HTGWA: Partition, format, and mount a large disk in Linux with parted

This is a simple guide, part of a series I'll call 'How-To Guide Without Ads'. In it, I'm going to document how I partition, format, and mount a large disk (2TB+) in Linux with parted.

Note that newer fdisk versions may work better with giant drives... but since I'm now used to parted I'm sticking with it for the foreseeable future.

List all available drives

$ sudo parted -l
Error: /dev/sda: unrecognised disk label
Model: ATA Samsung SSD 870 (scsi)                                         
Disk /dev/sda: 8002GB
Sector size (logical/physical): 512B/512B
Partition Table: unknown
Disk Flags:

Good, I had plugged in that SSD just now, and it's brand new, so it doesn't have a partition table, label, or anything. It's the one I want to operate on. It's located at /dev/sda. I could also find that info with lsblk.

Partition your drive with parted

$ sudo parted /dev/sda
(parted) mklabel gpt             # to create a partition table
(parted) print                   # to verify parition info
(parted) mkpart primary 0% 100%  # create primary partition filling entire disk
(parted) quit

Verify you see the partition with fdisk

$ sudo fdisk -l /dev/sda                                        
Disk /dev/sda: 7.3 TiB, 8001563222016 bytes, 15628053168 sectors
Disk model: Samsung SSD 870 
Units: sectors of 1 * 512 = 512 bytes
Sector size (logical/physical): 512 bytes / 512 bytes
I/O size (minimum/optimal): 512 bytes / 512 bytes
Disklabel type: gpt
Disk identifier: 44C96693-5B5E-4ABB-AEEC-A60C613E7EC6

Device     Start         End     Sectors  Size Type
/dev/sda1   2048 15628052479 15628050432  7.3T Linux filesystem

Now we know the partition ID, /dev/sda1.

Format the partition

I almost always use EXT4, because it's nice and reliable:

$ sudo mkfs.ext4 /dev/sda1
mke2fs 1.44.5 (15-Dec-2018)
Discarding device blocks: done                            
Creating filesystem with 1953506304 4k blocks and 244191232 inodes
Filesystem UUID: c597dcb4-83b2-4a93-a8a0-34d17af17729
Superblock backups stored on blocks: 
    32768, 98304, 163840, 229376, 294912, 819200, 884736, 1605632, 2654208, 
    4096000, 7962624, 11239424, 20480000, 23887872, 71663616, 78675968, 
    102400000, 214990848, 512000000, 550731776, 644972544, 1934917632

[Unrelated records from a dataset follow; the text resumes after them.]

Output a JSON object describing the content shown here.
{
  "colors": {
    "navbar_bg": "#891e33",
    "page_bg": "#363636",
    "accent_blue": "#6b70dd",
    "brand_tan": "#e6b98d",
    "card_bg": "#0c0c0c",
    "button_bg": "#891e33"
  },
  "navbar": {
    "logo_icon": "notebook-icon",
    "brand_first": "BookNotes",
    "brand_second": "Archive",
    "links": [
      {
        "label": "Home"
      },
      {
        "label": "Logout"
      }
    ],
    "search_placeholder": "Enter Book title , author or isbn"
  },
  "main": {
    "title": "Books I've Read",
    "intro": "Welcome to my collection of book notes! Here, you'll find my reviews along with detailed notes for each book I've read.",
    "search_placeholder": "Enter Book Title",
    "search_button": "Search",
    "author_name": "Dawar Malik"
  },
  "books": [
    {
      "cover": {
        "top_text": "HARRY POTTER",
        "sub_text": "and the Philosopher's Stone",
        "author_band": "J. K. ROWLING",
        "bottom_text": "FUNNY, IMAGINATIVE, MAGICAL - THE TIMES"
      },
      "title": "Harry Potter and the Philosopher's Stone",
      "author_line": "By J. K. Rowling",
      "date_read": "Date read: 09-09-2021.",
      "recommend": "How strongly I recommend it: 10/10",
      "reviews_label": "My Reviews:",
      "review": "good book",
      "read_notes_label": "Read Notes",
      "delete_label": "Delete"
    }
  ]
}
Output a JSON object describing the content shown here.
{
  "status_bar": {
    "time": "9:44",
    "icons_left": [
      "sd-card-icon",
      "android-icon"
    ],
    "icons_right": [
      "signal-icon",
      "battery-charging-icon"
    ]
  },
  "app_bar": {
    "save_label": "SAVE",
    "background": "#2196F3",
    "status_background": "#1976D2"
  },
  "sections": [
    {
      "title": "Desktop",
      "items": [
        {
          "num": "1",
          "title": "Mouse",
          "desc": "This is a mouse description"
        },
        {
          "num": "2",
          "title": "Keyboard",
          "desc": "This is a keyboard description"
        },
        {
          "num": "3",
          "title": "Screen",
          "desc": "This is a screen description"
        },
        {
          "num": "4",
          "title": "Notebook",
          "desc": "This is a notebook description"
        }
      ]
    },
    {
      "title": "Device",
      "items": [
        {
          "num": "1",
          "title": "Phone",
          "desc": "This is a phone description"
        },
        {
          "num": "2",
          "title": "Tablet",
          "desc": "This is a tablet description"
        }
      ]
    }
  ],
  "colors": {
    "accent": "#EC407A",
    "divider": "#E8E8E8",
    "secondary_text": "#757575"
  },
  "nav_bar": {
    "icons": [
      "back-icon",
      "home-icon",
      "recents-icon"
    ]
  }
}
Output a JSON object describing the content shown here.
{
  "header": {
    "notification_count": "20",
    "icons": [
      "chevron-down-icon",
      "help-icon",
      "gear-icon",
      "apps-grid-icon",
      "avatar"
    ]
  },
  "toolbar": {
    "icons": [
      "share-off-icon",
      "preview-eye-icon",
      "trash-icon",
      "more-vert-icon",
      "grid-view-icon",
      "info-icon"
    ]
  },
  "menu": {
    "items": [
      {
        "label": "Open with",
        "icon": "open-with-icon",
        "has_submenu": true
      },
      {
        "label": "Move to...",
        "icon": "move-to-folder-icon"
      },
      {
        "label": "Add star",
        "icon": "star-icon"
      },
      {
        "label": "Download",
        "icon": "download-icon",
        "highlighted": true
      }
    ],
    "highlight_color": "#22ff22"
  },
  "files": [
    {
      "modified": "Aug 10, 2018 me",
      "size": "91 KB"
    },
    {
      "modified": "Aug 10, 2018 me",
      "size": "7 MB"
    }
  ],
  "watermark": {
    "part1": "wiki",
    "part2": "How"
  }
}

Allocating group tables: done                            
Writing inode tables: done                            
Creating journal (262144 blocks): done
Writing superblocks and filesystem accounting information: done 

Mount the partition

$ sudo mkdir /mnt/mydrive
$ sudo mount /dev/sda1 /mnt/mydrive

Verify the mount shows up with df

$ df -h
Filesystem      Size  Used Avail Use% Mounted on
/dev/sda1       7.3T   93M  6.9T   1% /mnt/mydrive

Bingo! It's mounted.

Make the mount persist

If you don't add the mount to /etc/fstab, it won't be mounted after you reboot!

First, get the UUID of the drive (the value inside the quotations in the output below—and not the PARTUUID):

$ sudo blkid
/dev/sda1: UUID="c597dcb4-83b2-4a93-a8a0-34d17af17729" TYPE="ext4" PARTLABEL="primary" PARTUUID="99457865-24e2-4e2a-becd-1d6498de2369"

Then, edit /etc/fstab (e.g. sudo nano /etc/fstab) and add a line like the following to the end:

UUID=c597dcb4-83b2-4a93-a8a0-34d17af17729 /mnt/mydrive ext4 defaults 0 0

Save that file and reboot.

Note: If genfstab is available on your system, use it instead. Much less likely to asplode things: genfstab -U /mnt/mydrive | sudo tee -a /etc/fstab.

Note 2: You can verify the fstab syntax is correct with sudo findmnt --verify

Verify the mount persisted.

After reboot:

$ df -h
Filesystem      Size  Used Avail Use% Mounted on
/dev/sda1       7.3T   93M  6.9T   1% /mnt/mydrive


I quite like `cfdisk` for partitioning a disk. It provides a quite nice curses UI that's quite simple to use.